### Your goal
For each line of the data below, copy it if it holds the word "inverse".
(Data for review)
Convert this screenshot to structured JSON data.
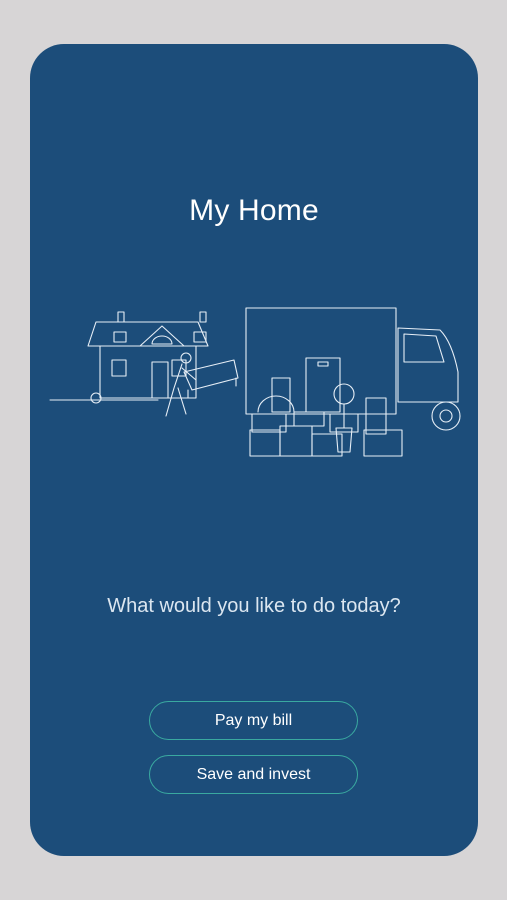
{
  "header": {
    "title": "My Home"
  },
  "illustration": {
    "name": "moving-house-illustration"
  },
  "prompt": {
    "text": "What would you like to do today?"
  },
  "actions": [
    {
      "label": "Pay my bill"
    },
    {
      "label": "Save and invest"
    }
  ],
  "colors": {
    "background": "#d7d5d6",
    "card": "#1c4d7a",
    "button_border": "#3aa9a0",
    "text": "#ffffff"
  }
}
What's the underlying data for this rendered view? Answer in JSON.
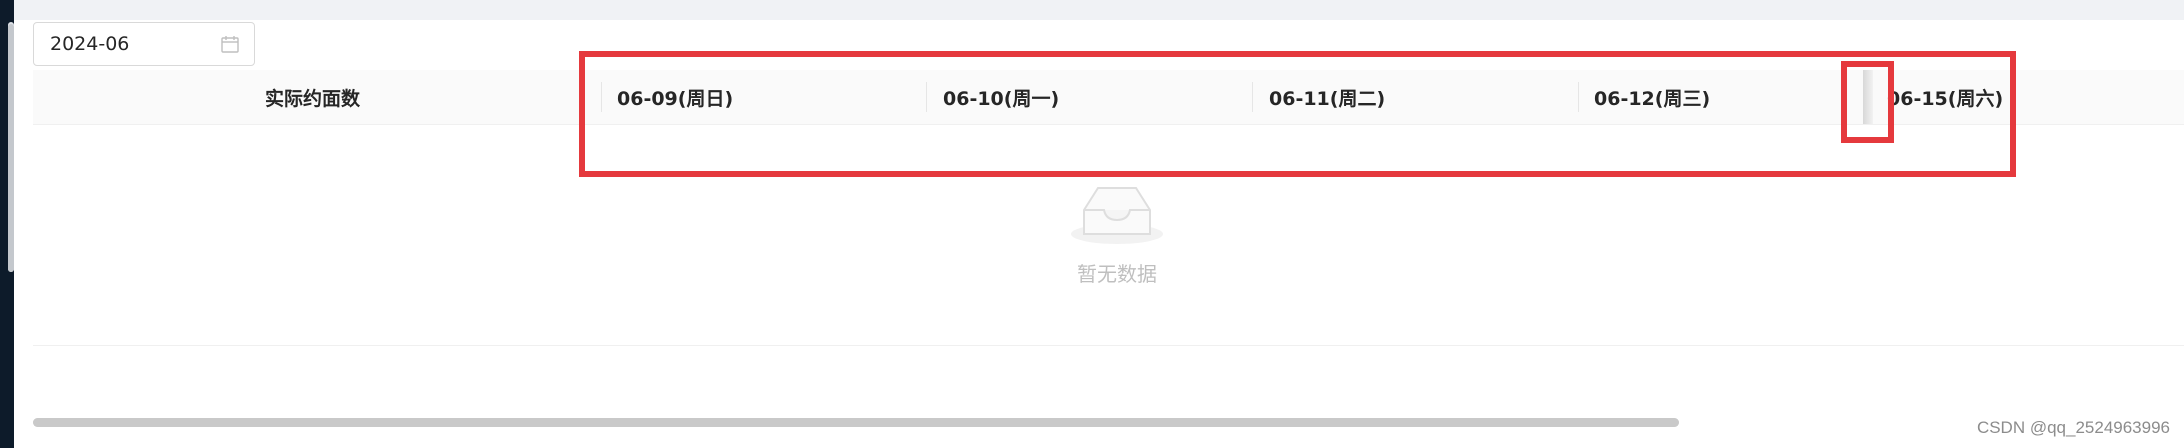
{
  "date_picker": {
    "value": "2024-06",
    "icon": "calendar-icon"
  },
  "table": {
    "columns": [
      {
        "label": "实际约面数"
      },
      {
        "label": "06-09(周日)"
      },
      {
        "label": "06-10(周一)"
      },
      {
        "label": "06-11(周二)"
      },
      {
        "label": "06-12(周三)"
      },
      {
        "label": "06-15(周六)"
      }
    ],
    "empty": {
      "text": "暂无数据",
      "icon": "empty-inbox-icon"
    }
  },
  "annotations": {
    "color": "#e5393d"
  },
  "watermark": "CSDN @qq_2524963996"
}
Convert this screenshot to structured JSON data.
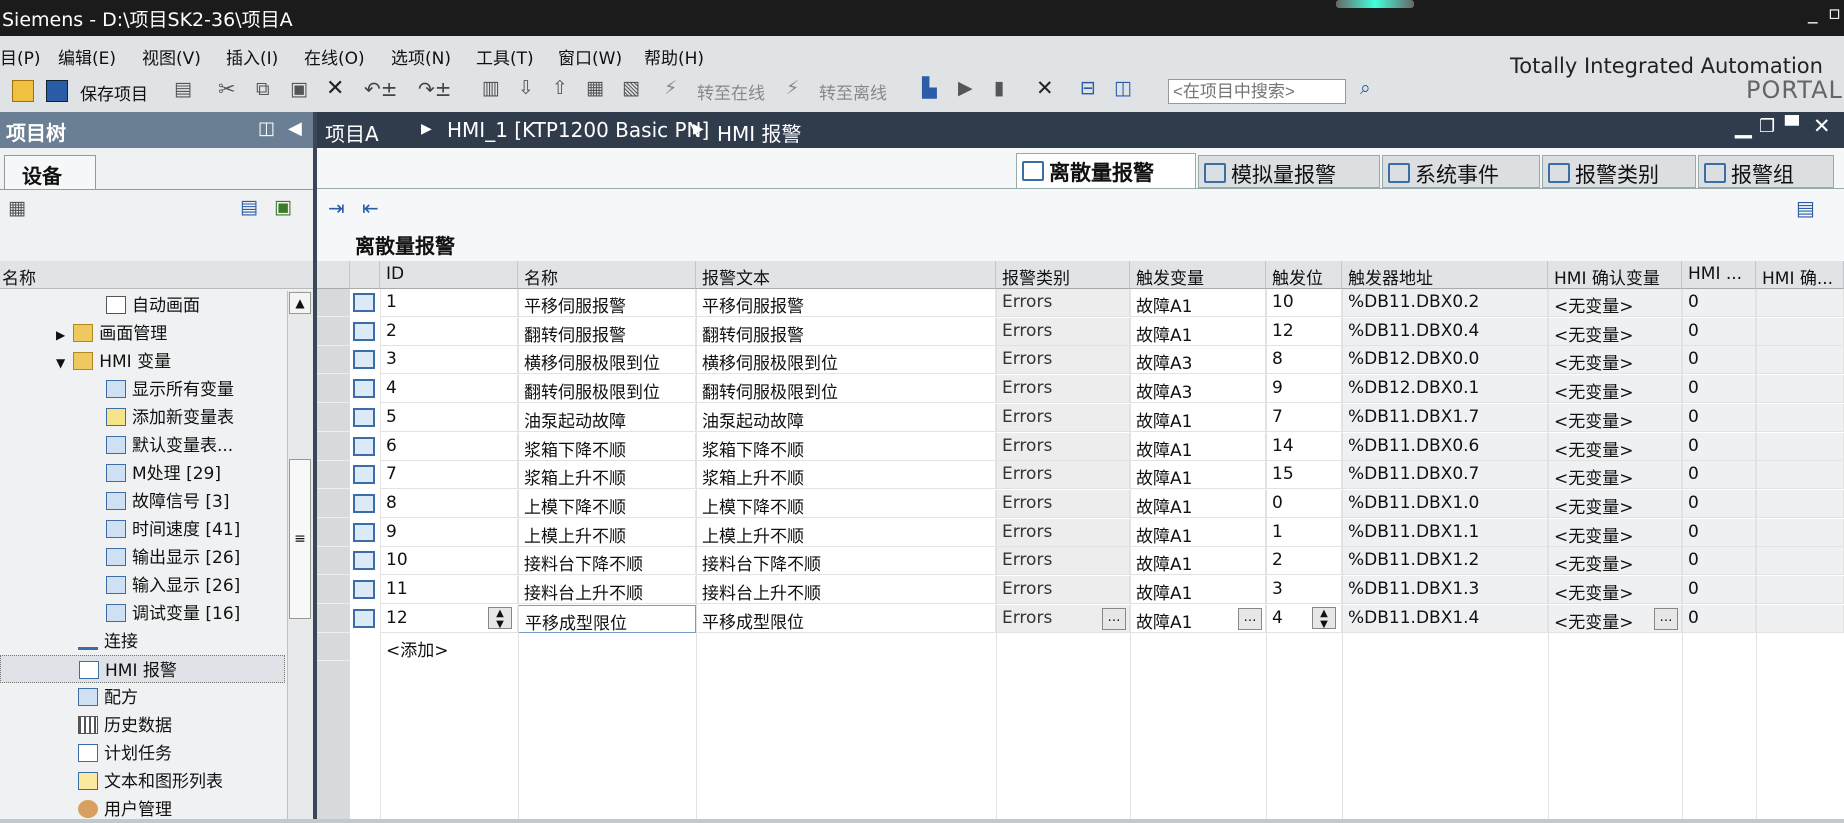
{
  "window": {
    "title": "Siemens  -  D:\\项目SK2-36\\项目A"
  },
  "menu": [
    "目(P)",
    "编辑(E)",
    "视图(V)",
    "插入(I)",
    "在线(O)",
    "选项(N)",
    "工具(T)",
    "窗口(W)",
    "帮助(H)"
  ],
  "toolbar": {
    "save": "保存项目",
    "go_online": "转至在线",
    "go_offline": "转至离线",
    "search_placeholder": "<在项目中搜索>"
  },
  "brand": {
    "line1": "Totally Integrated Automation",
    "line2": "PORTAL"
  },
  "project_tree": {
    "title": "项目树",
    "tab": "设备",
    "column": "名称",
    "items": [
      {
        "label": "自动画面",
        "icon": "screen-icon",
        "level": 4
      },
      {
        "label": "画面管理",
        "icon": "folder-icon",
        "level": 3,
        "expand": "collapsed"
      },
      {
        "label": "HMI 变量",
        "icon": "folder-icon",
        "level": 3,
        "expand": "expanded"
      },
      {
        "label": "显示所有变量",
        "icon": "tag-table-icon",
        "level": 4
      },
      {
        "label": "添加新变量表",
        "icon": "add-tag-table-icon",
        "level": 4
      },
      {
        "label": "默认变量表...",
        "icon": "tag-table-icon",
        "level": 4
      },
      {
        "label": "M处理 [29]",
        "icon": "tag-table-icon",
        "level": 4
      },
      {
        "label": "故障信号 [3]",
        "icon": "tag-table-icon",
        "level": 4
      },
      {
        "label": "时间速度 [41]",
        "icon": "tag-table-icon",
        "level": 4
      },
      {
        "label": "输出显示 [26]",
        "icon": "tag-table-icon",
        "level": 4
      },
      {
        "label": "输入显示 [26]",
        "icon": "tag-table-icon",
        "level": 4
      },
      {
        "label": "调试变量 [16]",
        "icon": "tag-table-icon",
        "level": 4
      },
      {
        "label": "连接",
        "icon": "connection-icon",
        "level": 3
      },
      {
        "label": "HMI 报警",
        "icon": "alarm-icon",
        "level": 3,
        "selected": true
      },
      {
        "label": "配方",
        "icon": "recipe-icon",
        "level": 3
      },
      {
        "label": "历史数据",
        "icon": "history-icon",
        "level": 3
      },
      {
        "label": "计划任务",
        "icon": "schedule-icon",
        "level": 3
      },
      {
        "label": "文本和图形列表",
        "icon": "text-list-icon",
        "level": 3
      },
      {
        "label": "用户管理",
        "icon": "user-icon",
        "level": 3
      }
    ]
  },
  "breadcrumb": [
    "项目A",
    "HMI_1 [KTP1200 Basic PN]",
    "HMI 报警"
  ],
  "tabs": [
    {
      "label": "离散量报警",
      "active": true
    },
    {
      "label": "模拟量报警"
    },
    {
      "label": "系统事件"
    },
    {
      "label": "报警类别"
    },
    {
      "label": "报警组"
    }
  ],
  "section_title": "离散量报警",
  "columns": [
    "ID",
    "名称",
    "报警文本",
    "报警类别",
    "触发变量",
    "触发位",
    "触发器地址",
    "HMI 确认变量",
    "HMI ...",
    "HMI 确..."
  ],
  "rows": [
    {
      "id": "1",
      "name": "平移伺服报警",
      "text": "平移伺服报警",
      "class": "Errors",
      "var": "故障A1",
      "bit": "10",
      "addr": "%DB11.DBX0.2",
      "ack": "<无变量>",
      "hmi": "0"
    },
    {
      "id": "2",
      "name": "翻转伺服报警",
      "text": "翻转伺服报警",
      "class": "Errors",
      "var": "故障A1",
      "bit": "12",
      "addr": "%DB11.DBX0.4",
      "ack": "<无变量>",
      "hmi": "0"
    },
    {
      "id": "3",
      "name": "横移伺服极限到位",
      "text": "横移伺服极限到位",
      "class": "Errors",
      "var": "故障A3",
      "bit": "8",
      "addr": "%DB12.DBX0.0",
      "ack": "<无变量>",
      "hmi": "0"
    },
    {
      "id": "4",
      "name": "翻转伺服极限到位",
      "text": "翻转伺服极限到位",
      "class": "Errors",
      "var": "故障A3",
      "bit": "9",
      "addr": "%DB12.DBX0.1",
      "ack": "<无变量>",
      "hmi": "0"
    },
    {
      "id": "5",
      "name": "油泵起动故障",
      "text": "油泵起动故障",
      "class": "Errors",
      "var": "故障A1",
      "bit": "7",
      "addr": "%DB11.DBX1.7",
      "ack": "<无变量>",
      "hmi": "0"
    },
    {
      "id": "6",
      "name": "浆箱下降不顺",
      "text": "浆箱下降不顺",
      "class": "Errors",
      "var": "故障A1",
      "bit": "14",
      "addr": "%DB11.DBX0.6",
      "ack": "<无变量>",
      "hmi": "0"
    },
    {
      "id": "7",
      "name": "浆箱上升不顺",
      "text": "浆箱上升不顺",
      "class": "Errors",
      "var": "故障A1",
      "bit": "15",
      "addr": "%DB11.DBX0.7",
      "ack": "<无变量>",
      "hmi": "0"
    },
    {
      "id": "8",
      "name": "上模下降不顺",
      "text": "上模下降不顺",
      "class": "Errors",
      "var": "故障A1",
      "bit": "0",
      "addr": "%DB11.DBX1.0",
      "ack": "<无变量>",
      "hmi": "0"
    },
    {
      "id": "9",
      "name": "上模上升不顺",
      "text": "上模上升不顺",
      "class": "Errors",
      "var": "故障A1",
      "bit": "1",
      "addr": "%DB11.DBX1.1",
      "ack": "<无变量>",
      "hmi": "0"
    },
    {
      "id": "10",
      "name": "接料台下降不顺",
      "text": "接料台下降不顺",
      "class": "Errors",
      "var": "故障A1",
      "bit": "2",
      "addr": "%DB11.DBX1.2",
      "ack": "<无变量>",
      "hmi": "0"
    },
    {
      "id": "11",
      "name": "接料台上升不顺",
      "text": "接料台上升不顺",
      "class": "Errors",
      "var": "故障A1",
      "bit": "3",
      "addr": "%DB11.DBX1.3",
      "ack": "<无变量>",
      "hmi": "0"
    },
    {
      "id": "12",
      "name": "平移成型限位",
      "text": "平移成型限位",
      "class": "Errors",
      "var": "故障A1",
      "bit": "4",
      "addr": "%DB11.DBX1.4",
      "ack": "<无变量>",
      "hmi": "0",
      "editing": true
    }
  ],
  "add_row": "<添加>"
}
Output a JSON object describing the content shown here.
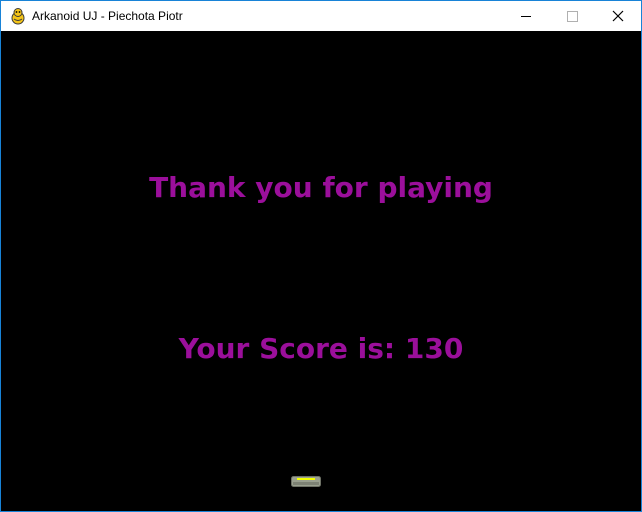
{
  "window": {
    "title": "Arkanoid UJ - Piechota Piotr",
    "app_icon": "pygame-snake-icon",
    "controls": {
      "minimize_icon": "minimize-icon",
      "maximize_icon": "maximize-icon",
      "close_icon": "close-icon"
    }
  },
  "game": {
    "message": "Thank you for playing",
    "score_label": "Your Score is:",
    "score_value": "130",
    "score_text": "Your Score is: 130",
    "text_color": "#9b0f9b",
    "background_color": "#000000",
    "paddle_color": "#9aa08f",
    "paddle_accent_color": "#f2ff00"
  }
}
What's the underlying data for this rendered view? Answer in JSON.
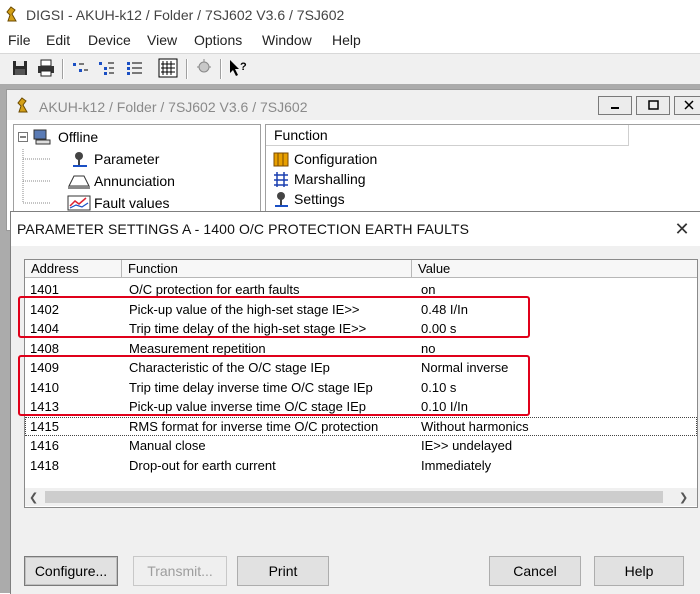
{
  "app": {
    "title": "DIGSI - AKUH-k12 / Folder / 7SJ602 V3.6 / 7SJ602",
    "menu": [
      "File",
      "Edit",
      "Device",
      "View",
      "Options",
      "Window",
      "Help"
    ],
    "toolbar_icons": [
      "save-icon",
      "print-icon",
      "view-list-icon",
      "view-tree-icon",
      "view-details-icon",
      "view-grid-icon",
      "device-icon",
      "help-pointer-icon"
    ]
  },
  "mdi": {
    "title": "AKUH-k12 / Folder / 7SJ602 V3.6 / 7SJ602",
    "tree": [
      {
        "label": "Offline",
        "icon": "computer-icon"
      },
      {
        "label": "Parameter",
        "icon": "parameter-icon"
      },
      {
        "label": "Annunciation",
        "icon": "annunciation-icon"
      },
      {
        "label": "Fault values",
        "icon": "fault-values-icon"
      }
    ],
    "function_header": "Function",
    "functions": [
      {
        "label": "Configuration",
        "icon": "configuration-icon"
      },
      {
        "label": "Marshalling",
        "icon": "marshalling-icon"
      },
      {
        "label": "Settings",
        "icon": "settings-icon"
      }
    ]
  },
  "dialog": {
    "title": "PARAMETER SETTINGS A - 1400  O/C PROTECTION EARTH FAULTS",
    "close_label": "✕",
    "columns": [
      "Address",
      "Function",
      "Value"
    ],
    "rows": [
      {
        "address": "1401",
        "function": "O/C protection for earth faults",
        "value": "on"
      },
      {
        "address": "1402",
        "function": "Pick-up value of the high-set stage IE>>",
        "value": "0.48 I/In"
      },
      {
        "address": "1404",
        "function": "Trip time delay of the high-set stage IE>>",
        "value": "0.00 s"
      },
      {
        "address": "1408",
        "function": "Measurement repetition",
        "value": "no"
      },
      {
        "address": "1409",
        "function": "Characteristic of the O/C stage IEp",
        "value": "Normal inverse"
      },
      {
        "address": "1410",
        "function": "Trip time delay inverse time O/C stage IEp",
        "value": "0.10 s"
      },
      {
        "address": "1413",
        "function": "Pick-up value inverse time O/C stage IEp",
        "value": "0.10 I/In"
      },
      {
        "address": "1415",
        "function": "RMS format for inverse time O/C protection",
        "value": "Without harmonics"
      },
      {
        "address": "1416",
        "function": "Manual close",
        "value": "IE>> undelayed"
      },
      {
        "address": "1418",
        "function": "Drop-out for earth current",
        "value": "Immediately"
      }
    ],
    "buttons": {
      "configure": "Configure...",
      "transmit": "Transmit...",
      "print": "Print",
      "cancel": "Cancel",
      "help": "Help"
    },
    "highlight_color": "#e0001a"
  }
}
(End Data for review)
### Your response
        "value": "Normal inverse"
        "function": "Trip time delay inverse time O/C stage IEp",
        "function": "Pick-up value inverse time O/C stage IEp",
        "function": "RMS format for inverse time O/C protection",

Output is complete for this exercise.